There is so much room for error and fraud in our current voting system that requiring IDs barely begins to address it. For a long time, DH and I lived in a small town where everyone knew us. Technically, IDs were required at our one polling place (the town hall), but all the poll workers knew who you were, so no one asked for an ID. You gave your address and full name, and were handed a ballot.

In November, we moved to a larger town of about 35,000 people. There are multiple polling places here. During the primary election, we were asked for IDs, as expected. I have no problem with this at all. But after we voted, the ballot machine died and refused to accept any more ballots.  Apparently, there is a contigency plan. A poll worker takes your ballot by hand and stashes it in a locked compartment on the side of the machine, then someone feeds it through manually when the machine is fixed.

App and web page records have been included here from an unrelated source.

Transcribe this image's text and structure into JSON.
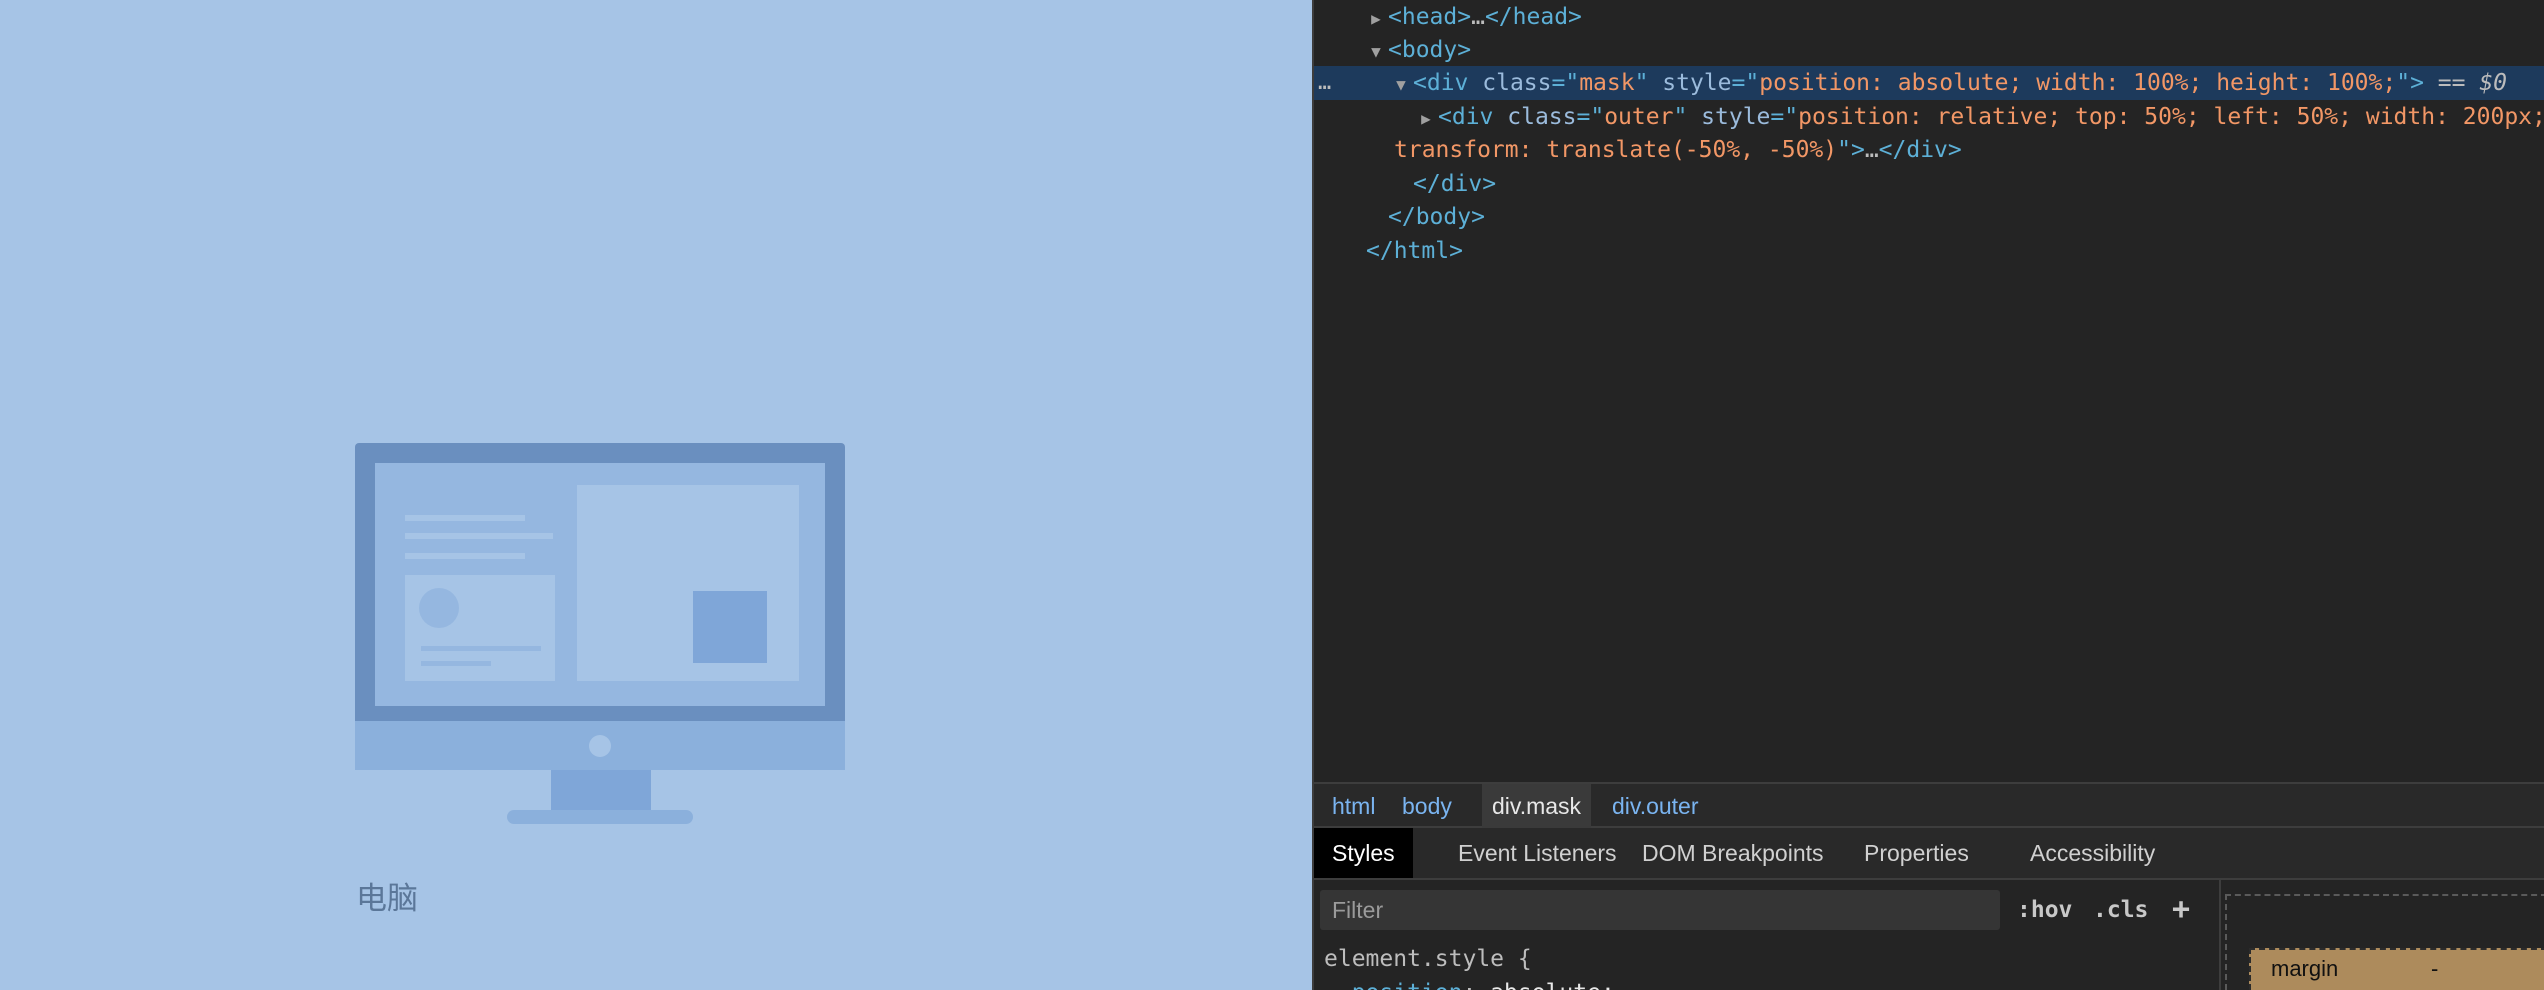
{
  "page": {
    "label": "电脑",
    "icon": "desktop-computer-icon",
    "colors": {
      "background": "#a6c4e6",
      "monitor_frame": "#6a8fbf",
      "monitor_base": "#8bb0dc"
    }
  },
  "devtools": {
    "dom_lines": [
      {
        "indent": 1,
        "triangle": "right",
        "parts": [
          [
            "tag",
            "<head>"
          ],
          [
            "dim",
            "…"
          ],
          [
            "tag",
            "</head>"
          ]
        ]
      },
      {
        "indent": 1,
        "triangle": "down",
        "parts": [
          [
            "tag",
            "<body>"
          ]
        ]
      },
      {
        "indent": 2,
        "triangle": "down",
        "selected": true,
        "parts": [
          [
            "tag",
            "<div "
          ],
          [
            "attr",
            "class"
          ],
          [
            "punc",
            "=\""
          ],
          [
            "val",
            "mask"
          ],
          [
            "punc",
            "\" "
          ],
          [
            "attr",
            "style"
          ],
          [
            "punc",
            "=\""
          ],
          [
            "val",
            "position: absolute; width: 100%; height: 100%;"
          ],
          [
            "punc",
            "\">"
          ],
          [
            "eq",
            " == $0"
          ]
        ]
      },
      {
        "indent": 3,
        "triangle": "right",
        "parts": [
          [
            "tag",
            "<div "
          ],
          [
            "attr",
            "class"
          ],
          [
            "punc",
            "=\""
          ],
          [
            "val",
            "outer"
          ],
          [
            "punc",
            "\" "
          ],
          [
            "attr",
            "style"
          ],
          [
            "punc",
            "=\""
          ],
          [
            "val",
            "position: relative; top: 50%; left: 50%; width: 200px;"
          ]
        ]
      },
      {
        "indent": 3,
        "triangle": "",
        "parts": [
          [
            "val",
            "transform: translate(-50%, -50%)"
          ],
          [
            "punc",
            "\">"
          ],
          [
            "dim",
            "…"
          ],
          [
            "tag",
            "</div>"
          ]
        ]
      },
      {
        "indent": 2,
        "triangle": "",
        "parts": [
          [
            "tag",
            "</div>"
          ]
        ]
      },
      {
        "indent": 1,
        "triangle": "",
        "parts": [
          [
            "tag",
            "</body>"
          ]
        ]
      },
      {
        "indent": 0,
        "triangle": "",
        "parts": [
          [
            "tag",
            "</html>"
          ]
        ]
      }
    ],
    "selected_dots": "…",
    "breadcrumbs": [
      {
        "label": "html",
        "active": false
      },
      {
        "label": "body",
        "active": false
      },
      {
        "label": "div.mask",
        "active": true
      },
      {
        "label": "div.outer",
        "active": false
      }
    ],
    "tabs": [
      {
        "label": "Styles",
        "active": true
      },
      {
        "label": "Event Listeners",
        "active": false
      },
      {
        "label": "DOM Breakpoints",
        "active": false
      },
      {
        "label": "Properties",
        "active": false
      },
      {
        "label": "Accessibility",
        "active": false
      }
    ],
    "styles": {
      "filter_placeholder": "Filter",
      "hov": ":hov",
      "cls": ".cls",
      "plus": "+",
      "rule_selector": "element.style {",
      "rule_prop": "position",
      "rule_value": "absolute;"
    },
    "box_model": {
      "margin_label": "margin",
      "margin_value": "-"
    }
  }
}
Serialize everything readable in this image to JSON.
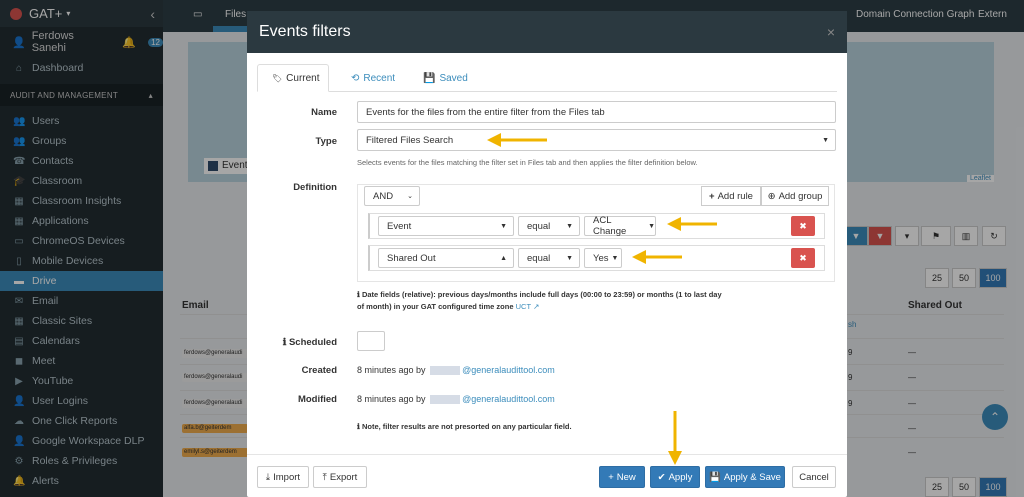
{
  "app": {
    "name": "GAT+"
  },
  "sidebar": {
    "user": "Ferdows Sanehi",
    "notif_count": "12",
    "dashboard": "Dashboard",
    "section": "AUDIT AND MANAGEMENT",
    "items": [
      {
        "label": "Users",
        "icon": "users-icon"
      },
      {
        "label": "Groups",
        "icon": "groups-icon"
      },
      {
        "label": "Contacts",
        "icon": "contacts-icon"
      },
      {
        "label": "Classroom",
        "icon": "classroom-icon"
      },
      {
        "label": "Classroom Insights",
        "icon": "insights-icon"
      },
      {
        "label": "Applications",
        "icon": "apps-icon"
      },
      {
        "label": "ChromeOS Devices",
        "icon": "laptop-icon"
      },
      {
        "label": "Mobile Devices",
        "icon": "mobile-icon"
      },
      {
        "label": "Drive",
        "icon": "drive-icon"
      },
      {
        "label": "Email",
        "icon": "email-icon"
      },
      {
        "label": "Classic Sites",
        "icon": "sites-icon"
      },
      {
        "label": "Calendars",
        "icon": "calendar-icon"
      },
      {
        "label": "Meet",
        "icon": "meet-icon"
      },
      {
        "label": "YouTube",
        "icon": "youtube-icon"
      },
      {
        "label": "User Logins",
        "icon": "logins-icon"
      },
      {
        "label": "One Click Reports",
        "icon": "reports-icon"
      },
      {
        "label": "Google Workspace DLP",
        "icon": "dlp-icon"
      },
      {
        "label": "Roles & Privileges",
        "icon": "roles-icon"
      },
      {
        "label": "Alerts",
        "icon": "alerts-icon"
      }
    ]
  },
  "topbar": {
    "files": "Files",
    "domain_graph": "Domain Connection Graph",
    "external": "Extern"
  },
  "background": {
    "legend": "Event",
    "leaflet": "Leaflet",
    "col_email": "Email",
    "col_shared": "Shared Out",
    "page_sizes": [
      "25",
      "50",
      "100"
    ],
    "row_emails": [
      "ferdows@generalaudi",
      "ferdows@generalaudi",
      "ferdows@generalaudi",
      "alfa.b@geiterdem",
      "emilyl.s@geiterdem"
    ],
    "shared_dash": "—",
    "partial_text": "sh",
    "partial_num": "9"
  },
  "modal": {
    "title": "Events filters",
    "close": "×",
    "tabs": [
      {
        "label": "Current",
        "icon": "tag-icon"
      },
      {
        "label": "Recent",
        "icon": "history-icon"
      },
      {
        "label": "Saved",
        "icon": "save-icon"
      }
    ],
    "name_label": "Name",
    "name_value": "Events for the files from the entire filter from the Files tab",
    "type_label": "Type",
    "type_value": "Filtered Files Search",
    "type_help": "Selects events for the files matching the filter set in Files tab and then applies the filter definition below.",
    "definition_label": "Definition",
    "condition": "AND",
    "add_rule": "Add rule",
    "add_group": "Add group",
    "rules": [
      {
        "field": "Event",
        "operator": "equal",
        "value": "ACL Change"
      },
      {
        "field": "Shared Out",
        "operator": "equal",
        "value": "Yes"
      }
    ],
    "date_note_1": "Date fields (relative): previous days/months include full days (00:00 to 23:59) or months (1 to last day",
    "date_note_2": "of month) in your GAT configured time zone",
    "time_zone": "UCT",
    "scheduled_label": "Scheduled",
    "created_label": "Created",
    "created_prefix": "8 minutes ago by",
    "created_domain": "@generalaudittool.com",
    "modified_label": "Modified",
    "modified_prefix": "8 minutes ago by",
    "modified_domain": "@generalaudittool.com",
    "presort_note": "Note, filter results are not presorted on any particular field.",
    "buttons": {
      "import": "Import",
      "export": "Export",
      "new": "New",
      "apply": "Apply",
      "apply_save": "Apply & Save",
      "cancel": "Cancel"
    }
  },
  "colors": {
    "accent": "#3c8dbc",
    "danger": "#d9534f",
    "arrow": "#f0b400",
    "sidebar": "#222d32"
  }
}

The worker asked if we were okay with this and we were (we were permitted to wait until the machine was fixed if we weren't), but I kept wondering how many people would be able to wait. And what was to prevent the worker from looking at the ballots and only feeding through the ones that she supported? It occurred to me then that although we certainly don't have the problems that less stable countries have with voting, we definitely have a lot of room for improvement. Requiring IDs is just a drop in the bucket.

iVillage Member
Registered: 04-09-2006
Re: Photo IDs Racist?
Mon, 06-11-2012 - 1:41am
You do know Florida purged some people who were not "illegals and convicts"?
iVillage Member
Registered: 04-09-2006
Mon, 06-11-2012 - 1:46am
I couldn't vote in the primary....had misplaced my driver's license (actually dh set something down on my wallet)...I was born in the US and a voter for over 30 years, and my town is so tiny that we all know each other. But rules are rules if you live in ConLand. If you really want to see what the cons' Nanny State is doing, try going through a border crossing in my neck of the woods...if you don't answer their (illegal) questions, they threaten to detain you and "take your car apart". Just what the founding fathers wanted?